• [Task to carry out]: Repeat all the records exactly, omitting pictures.

Records drawn from a dataset:

────────────────

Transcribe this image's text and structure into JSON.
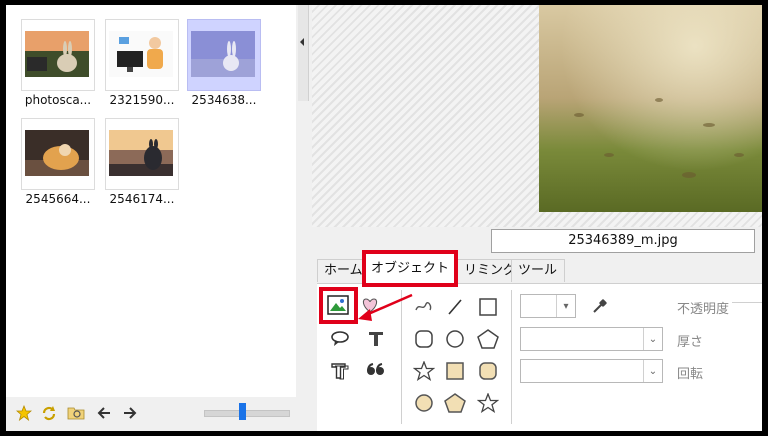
{
  "browser": {
    "thumbnails": [
      {
        "caption": "photosca..."
      },
      {
        "caption": "2321590..."
      },
      {
        "caption": "2534638..."
      },
      {
        "caption": "2545664..."
      },
      {
        "caption": "2546174..."
      }
    ]
  },
  "toolbar_icons": [
    "star-icon",
    "rotate-icon",
    "folder-search-icon",
    "back-arrow-icon",
    "forward-arrow-icon"
  ],
  "thumbnail_size_slider": {
    "value_fraction": 0.45
  },
  "preview": {
    "filename": "25346389_m.jpg"
  },
  "ribbon": {
    "tabs": [
      {
        "label": "ホーム"
      },
      {
        "label": "オブジェクト"
      },
      {
        "label": "リミング"
      },
      {
        "label": "ツール"
      }
    ],
    "active_tab": "オブジェクト",
    "props": {
      "opacity_label": "不透明度",
      "thickness_label": "厚さ",
      "rotation_label": "回転"
    }
  },
  "colors": {
    "highlight": "#e0001a",
    "selected_thumb": "#cfd3ff",
    "slider": "#1a73e8"
  }
}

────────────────

• [Task output]:
Transcribe this image's text and structure into JSON.
{
  "browser": {
    "thumbnails": [
      {
        "caption": "photosca..."
      },
      {
        "caption": "2321590..."
      },
      {
        "caption": "2534638..."
      },
      {
        "caption": "2545664..."
      },
      {
        "caption": "2546174..."
      }
    ]
  },
  "toolbar_icons": [
    "star-icon",
    "rotate-icon",
    "folder-search-icon",
    "back-arrow-icon",
    "forward-arrow-icon"
  ],
  "thumbnail_size_slider": {
    "value_fraction": 0.45
  },
  "preview": {
    "filename": "25346389_m.jpg"
  },
  "ribbon": {
    "tabs": [
      {
        "label": "ホーム"
      },
      {
        "label": "オブジェクト"
      },
      {
        "label": "リミング"
      },
      {
        "label": "ツール"
      }
    ],
    "active_tab": "オブジェクト",
    "props": {
      "opacity_label": "不透明度",
      "thickness_label": "厚さ",
      "rotation_label": "回転"
    }
  },
  "colors": {
    "highlight": "#e0001a",
    "selected_thumb": "#cfd3ff",
    "slider": "#1a73e8"
  }
}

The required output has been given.